High-Fat Mediterranean Diet is Good for You, New Study Says
With the popularization of "low-fat" and "non-fat" diets, it is not surprising that individuals fear fat. Though low-fat diets are embraced by several health-conscious individuals, a new study might shake up future grocery store lists to include foods from a high-fat Mediterranean Diet!
It's not uncommon for individuals to fear fat. Could it be based on fat's association with elevated lipid levels and heart disease? Or fearing fat in the fear of gaining weight? Though low-fat diets are embraced by several health-conscious individuals, a new study might shake up future grocery store lists!
What Is a High-Fat Mediterranean Diet?
Before jumping into the research, it is notable to recognize what the Mediterranean diet actually comprises of. A Mediterranean diet emphasizes whole, plant-based foods - whole grains, fresh produce, legumes, seeds and nuts, and healthy oils (primarily olive and canola oils). Although primarily a plant-based diet, it also urges the consumption of fish and poultry at least twice a week. Dairy products and eggs are recommended in moderate amounts with a low consumption of red meats. Wine lovers are especially fond of the Mediterranean diet, as it includes red wine (in moderation, of course). Additionally, it limits salt by using fresh herbs and spices to flavor dishes.
To further expand on the concept of Mediterranean diet, it essentially offers high amounts of "healthy" fats - offered by avocados, nuts and seeds, olive and canola oil, and fatty fish. These products generally consist of unsaturated fatty acids, further divided into monounsaturated fatty acids (MUFAs) and polyunsaturated fatty acids (PUFAs). PUFAs also can be further broken down into omega-3s and omega-6s.
The Proven Benefits
Research recommending the Mediterranean diet is not a new approach in optimizing health - it has been promoted for heart and bone health for years now. However, a new study posted in the Annals of Internal Medicine confirms such suggestions. Furthermore, the paper noticed a common trend: a lot of fat. Researchers described the Mediterranean diet as an unrestricted fat diet that included at least two of the Mediterranean components suggested above, including high vegetable and fruit intake and moderate wine consumption.
The catch? The fat consumed was generally from MUFAs and PUFAs, rather than saturated and trans fat foods commonly found in most processed foods. Running along with claims from the American Medical Association, a diet that swaps saturated and trans fat products with these healthy fats may result to years added onto life. Researchers further suggest weight loss may also be achieved along with reduced risks of type 2 diabetes and certain types of cancer.
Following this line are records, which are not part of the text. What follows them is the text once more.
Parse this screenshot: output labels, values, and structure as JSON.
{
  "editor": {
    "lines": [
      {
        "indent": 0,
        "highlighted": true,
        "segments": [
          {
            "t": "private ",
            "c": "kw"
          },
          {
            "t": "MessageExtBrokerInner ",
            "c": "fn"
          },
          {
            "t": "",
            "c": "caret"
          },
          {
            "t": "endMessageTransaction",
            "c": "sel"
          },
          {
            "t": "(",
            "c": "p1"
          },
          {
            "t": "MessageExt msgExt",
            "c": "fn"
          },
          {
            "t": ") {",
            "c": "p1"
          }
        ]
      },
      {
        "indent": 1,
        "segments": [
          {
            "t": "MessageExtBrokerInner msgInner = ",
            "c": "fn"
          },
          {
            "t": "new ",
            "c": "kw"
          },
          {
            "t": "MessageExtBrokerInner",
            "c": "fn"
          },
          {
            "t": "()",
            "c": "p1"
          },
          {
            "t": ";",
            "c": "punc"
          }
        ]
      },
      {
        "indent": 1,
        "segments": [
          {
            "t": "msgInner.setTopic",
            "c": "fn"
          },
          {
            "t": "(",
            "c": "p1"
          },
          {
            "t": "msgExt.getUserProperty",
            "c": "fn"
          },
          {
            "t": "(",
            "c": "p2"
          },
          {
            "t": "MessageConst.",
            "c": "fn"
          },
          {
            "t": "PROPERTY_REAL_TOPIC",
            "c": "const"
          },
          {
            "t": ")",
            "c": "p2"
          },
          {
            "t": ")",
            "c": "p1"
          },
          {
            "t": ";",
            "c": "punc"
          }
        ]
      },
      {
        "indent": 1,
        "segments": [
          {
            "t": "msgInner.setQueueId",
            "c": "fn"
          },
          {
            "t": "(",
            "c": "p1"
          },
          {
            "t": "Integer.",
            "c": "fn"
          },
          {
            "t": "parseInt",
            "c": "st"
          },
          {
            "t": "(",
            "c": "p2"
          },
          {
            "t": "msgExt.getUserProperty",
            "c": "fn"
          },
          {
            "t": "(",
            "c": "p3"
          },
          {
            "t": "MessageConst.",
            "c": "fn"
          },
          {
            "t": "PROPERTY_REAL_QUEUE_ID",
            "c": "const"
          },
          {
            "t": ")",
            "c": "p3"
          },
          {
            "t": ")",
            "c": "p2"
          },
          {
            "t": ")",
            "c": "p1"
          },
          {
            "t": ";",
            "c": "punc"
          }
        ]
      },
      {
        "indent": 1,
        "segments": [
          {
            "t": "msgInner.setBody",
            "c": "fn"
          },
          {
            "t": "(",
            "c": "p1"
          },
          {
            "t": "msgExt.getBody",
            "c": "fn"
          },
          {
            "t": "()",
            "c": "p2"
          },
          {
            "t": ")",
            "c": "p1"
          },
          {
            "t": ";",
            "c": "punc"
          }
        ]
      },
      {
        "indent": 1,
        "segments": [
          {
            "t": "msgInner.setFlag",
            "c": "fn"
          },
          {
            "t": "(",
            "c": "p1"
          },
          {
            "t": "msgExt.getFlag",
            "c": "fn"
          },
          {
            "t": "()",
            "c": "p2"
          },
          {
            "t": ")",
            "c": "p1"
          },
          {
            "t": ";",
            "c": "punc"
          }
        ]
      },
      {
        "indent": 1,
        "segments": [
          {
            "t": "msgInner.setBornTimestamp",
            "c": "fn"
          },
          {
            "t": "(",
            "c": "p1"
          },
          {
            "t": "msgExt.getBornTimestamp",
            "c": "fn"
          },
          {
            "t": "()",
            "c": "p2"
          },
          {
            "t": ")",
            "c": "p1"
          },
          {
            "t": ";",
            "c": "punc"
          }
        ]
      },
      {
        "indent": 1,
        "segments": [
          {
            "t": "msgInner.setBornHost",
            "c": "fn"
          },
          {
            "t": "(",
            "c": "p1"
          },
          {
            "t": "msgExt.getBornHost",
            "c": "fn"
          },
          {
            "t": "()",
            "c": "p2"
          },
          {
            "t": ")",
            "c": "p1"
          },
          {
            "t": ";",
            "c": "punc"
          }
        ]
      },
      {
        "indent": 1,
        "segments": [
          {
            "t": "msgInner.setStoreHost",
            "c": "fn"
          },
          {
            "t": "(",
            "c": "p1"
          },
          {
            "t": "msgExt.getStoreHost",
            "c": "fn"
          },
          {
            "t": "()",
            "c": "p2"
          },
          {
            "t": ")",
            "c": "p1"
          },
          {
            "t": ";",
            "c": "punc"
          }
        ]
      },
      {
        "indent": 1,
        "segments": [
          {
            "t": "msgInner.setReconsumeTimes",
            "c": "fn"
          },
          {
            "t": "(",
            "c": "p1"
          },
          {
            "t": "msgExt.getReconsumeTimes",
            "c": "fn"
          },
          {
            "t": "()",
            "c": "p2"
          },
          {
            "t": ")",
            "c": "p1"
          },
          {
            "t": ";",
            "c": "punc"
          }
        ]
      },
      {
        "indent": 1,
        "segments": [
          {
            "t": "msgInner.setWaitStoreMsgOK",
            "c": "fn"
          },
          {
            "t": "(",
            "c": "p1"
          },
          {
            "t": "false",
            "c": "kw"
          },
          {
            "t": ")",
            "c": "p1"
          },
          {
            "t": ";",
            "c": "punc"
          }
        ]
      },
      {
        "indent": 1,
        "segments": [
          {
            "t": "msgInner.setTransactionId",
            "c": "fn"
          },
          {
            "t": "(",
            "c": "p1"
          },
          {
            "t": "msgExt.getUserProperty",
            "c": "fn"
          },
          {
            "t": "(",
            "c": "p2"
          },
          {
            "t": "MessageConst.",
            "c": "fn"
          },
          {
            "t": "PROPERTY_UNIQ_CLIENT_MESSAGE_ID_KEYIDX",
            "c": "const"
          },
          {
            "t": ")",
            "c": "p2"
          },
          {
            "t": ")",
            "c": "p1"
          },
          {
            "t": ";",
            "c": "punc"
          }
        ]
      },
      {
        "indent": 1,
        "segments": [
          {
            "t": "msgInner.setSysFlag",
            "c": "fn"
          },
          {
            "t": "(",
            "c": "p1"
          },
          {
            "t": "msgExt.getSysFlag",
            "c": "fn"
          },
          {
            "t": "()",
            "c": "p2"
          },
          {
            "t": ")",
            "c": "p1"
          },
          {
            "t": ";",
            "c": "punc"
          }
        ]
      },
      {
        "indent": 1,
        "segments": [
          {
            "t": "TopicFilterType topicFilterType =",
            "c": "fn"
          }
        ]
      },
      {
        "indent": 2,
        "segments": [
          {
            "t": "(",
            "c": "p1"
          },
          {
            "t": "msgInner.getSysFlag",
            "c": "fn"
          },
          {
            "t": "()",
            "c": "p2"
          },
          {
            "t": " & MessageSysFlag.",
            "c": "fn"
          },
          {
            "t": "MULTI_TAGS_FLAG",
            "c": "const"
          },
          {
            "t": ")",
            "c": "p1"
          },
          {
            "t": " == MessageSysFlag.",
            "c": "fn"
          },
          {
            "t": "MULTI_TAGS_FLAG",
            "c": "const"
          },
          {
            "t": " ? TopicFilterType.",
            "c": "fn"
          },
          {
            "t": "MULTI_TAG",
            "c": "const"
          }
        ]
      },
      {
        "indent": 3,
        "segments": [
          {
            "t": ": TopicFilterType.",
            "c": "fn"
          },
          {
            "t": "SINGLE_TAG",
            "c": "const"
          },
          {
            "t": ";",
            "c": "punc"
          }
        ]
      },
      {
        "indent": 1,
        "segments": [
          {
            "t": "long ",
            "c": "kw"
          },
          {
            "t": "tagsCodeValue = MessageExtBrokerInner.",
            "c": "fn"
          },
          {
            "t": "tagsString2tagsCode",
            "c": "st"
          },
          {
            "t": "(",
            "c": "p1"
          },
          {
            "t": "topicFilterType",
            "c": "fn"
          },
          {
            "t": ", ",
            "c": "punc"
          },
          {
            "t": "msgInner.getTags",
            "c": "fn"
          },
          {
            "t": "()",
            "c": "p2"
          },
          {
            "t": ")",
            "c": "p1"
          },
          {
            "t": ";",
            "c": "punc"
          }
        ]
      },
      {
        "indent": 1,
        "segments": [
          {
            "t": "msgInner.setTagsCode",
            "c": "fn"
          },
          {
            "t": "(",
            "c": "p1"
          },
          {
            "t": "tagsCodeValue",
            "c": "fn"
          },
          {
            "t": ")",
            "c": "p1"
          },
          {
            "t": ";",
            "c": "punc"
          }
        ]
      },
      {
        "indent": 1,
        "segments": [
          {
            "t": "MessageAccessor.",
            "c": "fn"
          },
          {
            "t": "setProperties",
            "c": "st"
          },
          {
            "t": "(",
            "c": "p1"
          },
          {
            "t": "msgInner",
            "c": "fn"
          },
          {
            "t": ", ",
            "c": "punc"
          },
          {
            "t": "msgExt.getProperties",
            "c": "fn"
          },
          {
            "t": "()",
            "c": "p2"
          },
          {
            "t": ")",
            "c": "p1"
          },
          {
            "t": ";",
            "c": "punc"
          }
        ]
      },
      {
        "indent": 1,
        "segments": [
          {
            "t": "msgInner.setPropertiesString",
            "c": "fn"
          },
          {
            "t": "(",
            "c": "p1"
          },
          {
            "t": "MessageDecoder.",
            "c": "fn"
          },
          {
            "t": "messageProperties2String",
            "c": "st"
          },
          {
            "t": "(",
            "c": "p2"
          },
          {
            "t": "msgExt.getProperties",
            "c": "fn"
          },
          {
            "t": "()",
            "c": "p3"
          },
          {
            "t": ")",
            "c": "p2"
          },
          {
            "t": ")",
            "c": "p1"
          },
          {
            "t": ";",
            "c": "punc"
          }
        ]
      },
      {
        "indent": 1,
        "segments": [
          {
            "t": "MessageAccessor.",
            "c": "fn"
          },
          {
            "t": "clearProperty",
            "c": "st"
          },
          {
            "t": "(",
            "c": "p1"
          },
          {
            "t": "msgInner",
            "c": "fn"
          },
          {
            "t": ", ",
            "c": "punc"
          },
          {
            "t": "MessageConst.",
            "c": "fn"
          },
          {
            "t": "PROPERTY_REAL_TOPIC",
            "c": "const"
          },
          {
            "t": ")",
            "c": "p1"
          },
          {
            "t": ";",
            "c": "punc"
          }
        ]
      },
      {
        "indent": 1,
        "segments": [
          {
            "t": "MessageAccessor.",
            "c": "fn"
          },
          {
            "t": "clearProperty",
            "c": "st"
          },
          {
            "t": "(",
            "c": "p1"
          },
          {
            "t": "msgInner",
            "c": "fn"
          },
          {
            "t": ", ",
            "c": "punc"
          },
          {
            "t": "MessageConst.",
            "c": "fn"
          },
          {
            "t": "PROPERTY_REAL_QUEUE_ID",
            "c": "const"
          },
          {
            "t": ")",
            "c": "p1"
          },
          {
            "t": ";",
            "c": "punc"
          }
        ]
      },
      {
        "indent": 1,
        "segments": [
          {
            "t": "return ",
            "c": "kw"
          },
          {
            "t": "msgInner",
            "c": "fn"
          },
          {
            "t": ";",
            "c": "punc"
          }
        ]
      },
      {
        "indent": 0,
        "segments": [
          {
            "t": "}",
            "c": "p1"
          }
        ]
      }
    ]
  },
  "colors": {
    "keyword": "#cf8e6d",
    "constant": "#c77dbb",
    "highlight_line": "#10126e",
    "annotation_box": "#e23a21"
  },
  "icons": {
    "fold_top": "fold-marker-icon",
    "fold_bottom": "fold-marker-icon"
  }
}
Though the mechanism is not well understood, experts tend to agree that when comparing fat-restricted and fat-laden diets, individuals restricting fat intake are more than likely consuming innutritious, empty calories from sugar and unrefined grains. Compared to refined products, fats and whole foods not only promote satiety, but offer essential nutrients the body utilizes for life-sustaining processes.
Mediterranean Grocery List
Packed with flavor and nutrients, it is easy to understand why the Mediterranean diet has much attention. If intrigued with the Mediterranean diet and new study, below is a basic guide and list for your next grocery store visit!
Avoid refined and processed grains and aim for unrefined, whole grains - whole wheat pasta and bread, barley, oat, quinoa, and couscous.
Choose colorful, non-starchy vegetables over starchy veggies - broccoli, eggplant, bell peppers (all color varieties), cabbage, onions, and all leafy greens.
Pomegranates, grapes, tomatoes, mandarins, figs, avocados, olives, and berries are just a few excellent examples.
Swap out butter with olive or canola oil, as they loaded with healthy, monounsaturated fat.
Fish. Salmon, tuna, halibut, are rich in omega-3 fatty acids. Shellfish, such as shrimp, are further suppliers of healthy fats.
As mentioned, poultry is recommended in moderate amounts. Choose white meats (such as chicken and turkey) and skip out on fried products, unless seared in olive or canola oils.
Seeds and Nuts
Hazelnuts, flaxseeds, and almonds are just a few examples to top onto meals or simply enjoy on their own.
If desiring red wine, it is recommended to do so in moderation. Wine servings include two glasses for men and one for women. It is also important to remember a glass is about 5 ounces, not the entire bottle.
Bloomfield HE, Koeller E, Greer N, et al. Effects on Health Outcomes of a Mediterranean Diet with No Restriction on Fat Intake: A Systematic Review and Meta-analysis. Ann Intern Med. [Epub ahead of print 19 July 2016] doi:10.7326/M16-0361